[Data records for software interfaces]
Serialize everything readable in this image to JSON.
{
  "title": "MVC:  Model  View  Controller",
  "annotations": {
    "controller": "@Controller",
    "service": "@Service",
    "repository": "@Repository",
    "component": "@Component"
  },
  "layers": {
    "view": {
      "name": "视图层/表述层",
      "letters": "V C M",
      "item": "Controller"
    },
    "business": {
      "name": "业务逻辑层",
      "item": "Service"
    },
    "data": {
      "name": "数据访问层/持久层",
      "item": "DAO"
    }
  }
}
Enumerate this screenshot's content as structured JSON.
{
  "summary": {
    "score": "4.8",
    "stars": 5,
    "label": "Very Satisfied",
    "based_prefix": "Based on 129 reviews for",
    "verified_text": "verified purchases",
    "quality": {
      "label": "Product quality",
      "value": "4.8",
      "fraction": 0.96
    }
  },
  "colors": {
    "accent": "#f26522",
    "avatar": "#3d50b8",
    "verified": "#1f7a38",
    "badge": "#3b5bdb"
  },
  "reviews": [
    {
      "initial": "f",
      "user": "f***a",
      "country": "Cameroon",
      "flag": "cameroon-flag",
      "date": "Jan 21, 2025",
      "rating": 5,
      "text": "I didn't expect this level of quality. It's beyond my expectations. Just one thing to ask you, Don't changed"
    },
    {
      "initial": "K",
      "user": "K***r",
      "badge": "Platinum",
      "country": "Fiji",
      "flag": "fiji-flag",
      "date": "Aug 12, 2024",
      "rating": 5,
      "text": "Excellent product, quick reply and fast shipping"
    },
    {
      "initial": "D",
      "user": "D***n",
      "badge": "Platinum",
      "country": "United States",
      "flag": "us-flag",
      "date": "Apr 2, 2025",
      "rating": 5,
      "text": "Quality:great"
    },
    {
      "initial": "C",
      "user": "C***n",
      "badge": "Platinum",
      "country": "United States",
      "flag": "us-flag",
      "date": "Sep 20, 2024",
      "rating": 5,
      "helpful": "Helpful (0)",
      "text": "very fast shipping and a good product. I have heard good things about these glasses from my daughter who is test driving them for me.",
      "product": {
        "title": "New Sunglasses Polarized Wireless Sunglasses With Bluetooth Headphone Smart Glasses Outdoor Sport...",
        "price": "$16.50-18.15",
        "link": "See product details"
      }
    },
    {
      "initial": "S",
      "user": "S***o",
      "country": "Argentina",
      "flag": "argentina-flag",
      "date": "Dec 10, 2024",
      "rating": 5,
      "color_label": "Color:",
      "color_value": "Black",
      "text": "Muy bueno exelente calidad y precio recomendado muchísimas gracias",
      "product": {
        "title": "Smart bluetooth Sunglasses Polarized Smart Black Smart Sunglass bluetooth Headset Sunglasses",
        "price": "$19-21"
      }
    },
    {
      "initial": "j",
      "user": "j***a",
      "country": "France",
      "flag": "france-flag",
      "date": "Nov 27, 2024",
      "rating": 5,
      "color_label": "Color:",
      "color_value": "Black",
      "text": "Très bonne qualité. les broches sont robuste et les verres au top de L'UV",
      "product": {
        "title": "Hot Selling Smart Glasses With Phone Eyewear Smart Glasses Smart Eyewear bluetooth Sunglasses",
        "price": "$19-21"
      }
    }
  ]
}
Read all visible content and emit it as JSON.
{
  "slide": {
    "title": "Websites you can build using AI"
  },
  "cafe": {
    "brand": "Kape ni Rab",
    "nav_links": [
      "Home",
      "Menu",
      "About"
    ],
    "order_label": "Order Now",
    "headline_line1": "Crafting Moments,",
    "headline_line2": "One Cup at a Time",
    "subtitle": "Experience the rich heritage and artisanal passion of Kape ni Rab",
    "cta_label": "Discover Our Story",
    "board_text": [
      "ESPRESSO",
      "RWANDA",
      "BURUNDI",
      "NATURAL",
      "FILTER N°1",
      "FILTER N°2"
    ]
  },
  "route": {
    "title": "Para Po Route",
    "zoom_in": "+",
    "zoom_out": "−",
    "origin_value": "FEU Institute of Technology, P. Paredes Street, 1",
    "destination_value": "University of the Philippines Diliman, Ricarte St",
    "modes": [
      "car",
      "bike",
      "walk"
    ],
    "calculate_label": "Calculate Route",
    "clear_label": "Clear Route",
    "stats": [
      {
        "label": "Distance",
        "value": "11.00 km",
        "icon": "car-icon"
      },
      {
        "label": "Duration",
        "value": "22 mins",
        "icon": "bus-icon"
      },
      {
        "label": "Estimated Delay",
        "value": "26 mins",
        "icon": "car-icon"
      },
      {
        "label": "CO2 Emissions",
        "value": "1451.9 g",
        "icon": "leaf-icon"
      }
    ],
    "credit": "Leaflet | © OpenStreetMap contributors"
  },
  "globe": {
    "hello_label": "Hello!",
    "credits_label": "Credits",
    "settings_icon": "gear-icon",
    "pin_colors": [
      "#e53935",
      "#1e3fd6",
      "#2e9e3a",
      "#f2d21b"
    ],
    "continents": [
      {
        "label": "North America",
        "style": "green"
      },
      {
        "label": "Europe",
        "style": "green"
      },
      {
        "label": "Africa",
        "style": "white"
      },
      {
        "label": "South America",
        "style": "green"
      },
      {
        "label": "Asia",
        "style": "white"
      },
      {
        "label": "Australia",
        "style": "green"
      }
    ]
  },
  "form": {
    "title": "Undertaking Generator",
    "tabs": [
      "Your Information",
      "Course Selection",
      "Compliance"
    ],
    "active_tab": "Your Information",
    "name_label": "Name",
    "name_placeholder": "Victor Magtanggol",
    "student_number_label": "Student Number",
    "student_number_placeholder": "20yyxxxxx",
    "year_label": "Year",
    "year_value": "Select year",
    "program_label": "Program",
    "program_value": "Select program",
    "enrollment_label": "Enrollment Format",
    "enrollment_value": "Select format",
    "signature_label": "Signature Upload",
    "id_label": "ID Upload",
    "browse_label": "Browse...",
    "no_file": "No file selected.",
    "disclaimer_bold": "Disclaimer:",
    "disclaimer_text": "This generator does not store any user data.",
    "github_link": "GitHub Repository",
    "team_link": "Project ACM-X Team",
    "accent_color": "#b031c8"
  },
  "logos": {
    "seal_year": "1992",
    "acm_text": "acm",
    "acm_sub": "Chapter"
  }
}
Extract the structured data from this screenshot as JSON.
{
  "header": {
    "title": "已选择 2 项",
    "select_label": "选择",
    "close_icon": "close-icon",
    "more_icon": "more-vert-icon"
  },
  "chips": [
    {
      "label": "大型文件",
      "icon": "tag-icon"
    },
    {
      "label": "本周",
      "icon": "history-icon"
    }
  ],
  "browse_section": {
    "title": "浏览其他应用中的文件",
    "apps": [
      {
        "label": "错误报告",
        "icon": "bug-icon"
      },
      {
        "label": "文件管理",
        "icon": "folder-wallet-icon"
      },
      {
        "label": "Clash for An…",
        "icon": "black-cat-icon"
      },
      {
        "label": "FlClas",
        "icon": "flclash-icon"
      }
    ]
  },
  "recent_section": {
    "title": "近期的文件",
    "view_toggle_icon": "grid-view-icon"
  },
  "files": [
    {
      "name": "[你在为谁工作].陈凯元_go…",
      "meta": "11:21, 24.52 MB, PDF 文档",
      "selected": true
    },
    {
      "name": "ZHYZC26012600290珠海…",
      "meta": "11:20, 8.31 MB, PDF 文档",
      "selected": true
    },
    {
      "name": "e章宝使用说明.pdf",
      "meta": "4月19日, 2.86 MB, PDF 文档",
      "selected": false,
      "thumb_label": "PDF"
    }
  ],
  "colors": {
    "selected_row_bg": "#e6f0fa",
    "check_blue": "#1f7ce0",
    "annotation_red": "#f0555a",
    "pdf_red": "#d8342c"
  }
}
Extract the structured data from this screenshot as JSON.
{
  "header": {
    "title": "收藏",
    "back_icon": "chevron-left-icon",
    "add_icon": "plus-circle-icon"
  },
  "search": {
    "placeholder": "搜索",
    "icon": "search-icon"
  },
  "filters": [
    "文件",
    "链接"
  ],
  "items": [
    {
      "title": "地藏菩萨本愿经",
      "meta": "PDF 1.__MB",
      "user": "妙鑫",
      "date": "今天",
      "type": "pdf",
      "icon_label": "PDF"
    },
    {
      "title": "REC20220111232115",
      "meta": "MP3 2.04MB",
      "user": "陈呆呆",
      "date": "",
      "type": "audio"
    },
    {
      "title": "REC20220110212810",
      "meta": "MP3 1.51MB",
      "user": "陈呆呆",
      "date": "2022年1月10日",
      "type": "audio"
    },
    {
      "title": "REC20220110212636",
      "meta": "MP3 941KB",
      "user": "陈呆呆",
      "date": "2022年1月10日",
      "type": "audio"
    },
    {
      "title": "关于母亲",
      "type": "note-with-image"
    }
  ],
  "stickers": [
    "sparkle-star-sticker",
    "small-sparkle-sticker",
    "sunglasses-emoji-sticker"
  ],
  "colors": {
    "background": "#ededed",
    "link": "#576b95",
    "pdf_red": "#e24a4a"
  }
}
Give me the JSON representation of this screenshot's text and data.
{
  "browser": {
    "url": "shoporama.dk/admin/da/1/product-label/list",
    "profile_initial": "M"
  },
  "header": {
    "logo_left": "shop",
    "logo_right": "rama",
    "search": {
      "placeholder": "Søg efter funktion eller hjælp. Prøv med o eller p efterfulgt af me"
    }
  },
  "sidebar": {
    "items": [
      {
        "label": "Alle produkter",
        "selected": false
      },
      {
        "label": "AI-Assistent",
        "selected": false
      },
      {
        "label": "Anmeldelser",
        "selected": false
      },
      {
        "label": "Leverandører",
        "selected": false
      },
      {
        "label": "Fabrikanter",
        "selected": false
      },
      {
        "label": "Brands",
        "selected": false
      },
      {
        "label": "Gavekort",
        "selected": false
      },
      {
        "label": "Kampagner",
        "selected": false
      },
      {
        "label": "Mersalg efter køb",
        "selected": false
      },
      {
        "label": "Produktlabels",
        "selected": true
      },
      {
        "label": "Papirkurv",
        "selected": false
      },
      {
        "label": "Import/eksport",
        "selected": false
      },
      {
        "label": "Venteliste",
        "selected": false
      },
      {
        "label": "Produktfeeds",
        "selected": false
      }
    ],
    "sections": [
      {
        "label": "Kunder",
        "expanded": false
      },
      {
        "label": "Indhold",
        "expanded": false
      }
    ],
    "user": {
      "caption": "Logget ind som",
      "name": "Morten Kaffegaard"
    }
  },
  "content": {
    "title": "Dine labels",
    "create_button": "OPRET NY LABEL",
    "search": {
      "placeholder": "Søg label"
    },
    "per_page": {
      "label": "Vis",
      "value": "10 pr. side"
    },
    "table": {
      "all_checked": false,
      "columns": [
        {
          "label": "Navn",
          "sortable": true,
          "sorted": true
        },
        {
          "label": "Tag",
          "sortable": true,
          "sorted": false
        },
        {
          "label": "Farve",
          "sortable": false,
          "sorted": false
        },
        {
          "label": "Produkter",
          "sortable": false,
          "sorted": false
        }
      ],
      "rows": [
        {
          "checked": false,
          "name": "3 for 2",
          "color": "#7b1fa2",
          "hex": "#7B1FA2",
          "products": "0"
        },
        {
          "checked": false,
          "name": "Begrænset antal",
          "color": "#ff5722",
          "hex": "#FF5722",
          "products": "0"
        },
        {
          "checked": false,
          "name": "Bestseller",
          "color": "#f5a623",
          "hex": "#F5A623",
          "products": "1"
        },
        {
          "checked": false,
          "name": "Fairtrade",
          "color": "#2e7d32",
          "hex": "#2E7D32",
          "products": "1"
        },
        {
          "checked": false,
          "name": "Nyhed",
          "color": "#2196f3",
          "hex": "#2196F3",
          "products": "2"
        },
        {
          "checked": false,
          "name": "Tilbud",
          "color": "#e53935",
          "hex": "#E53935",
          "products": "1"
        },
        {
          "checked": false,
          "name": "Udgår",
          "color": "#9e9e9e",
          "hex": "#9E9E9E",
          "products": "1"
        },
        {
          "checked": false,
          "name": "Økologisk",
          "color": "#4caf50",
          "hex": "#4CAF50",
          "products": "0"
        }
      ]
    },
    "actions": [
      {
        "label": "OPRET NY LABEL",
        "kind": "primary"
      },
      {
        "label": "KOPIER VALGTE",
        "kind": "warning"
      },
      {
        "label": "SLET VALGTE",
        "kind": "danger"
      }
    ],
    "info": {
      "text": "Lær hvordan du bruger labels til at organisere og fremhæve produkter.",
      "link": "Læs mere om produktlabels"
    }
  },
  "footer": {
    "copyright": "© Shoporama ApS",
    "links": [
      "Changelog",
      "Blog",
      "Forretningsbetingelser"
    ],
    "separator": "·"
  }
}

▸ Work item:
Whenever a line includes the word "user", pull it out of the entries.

▸ Task solution:
      "user": "f***a",
      "user": "K***r",
      "user": "D***n",
      "user": "C***n",
      "user": "S***o",
      "user": "j***a",
    "disclaimer_text": "This generator does not store any user data.",
      "user": "妙鑫",
      "user": "陈呆呆",
      "user": "陈呆呆",
      "user": "陈呆呆",
    "user": {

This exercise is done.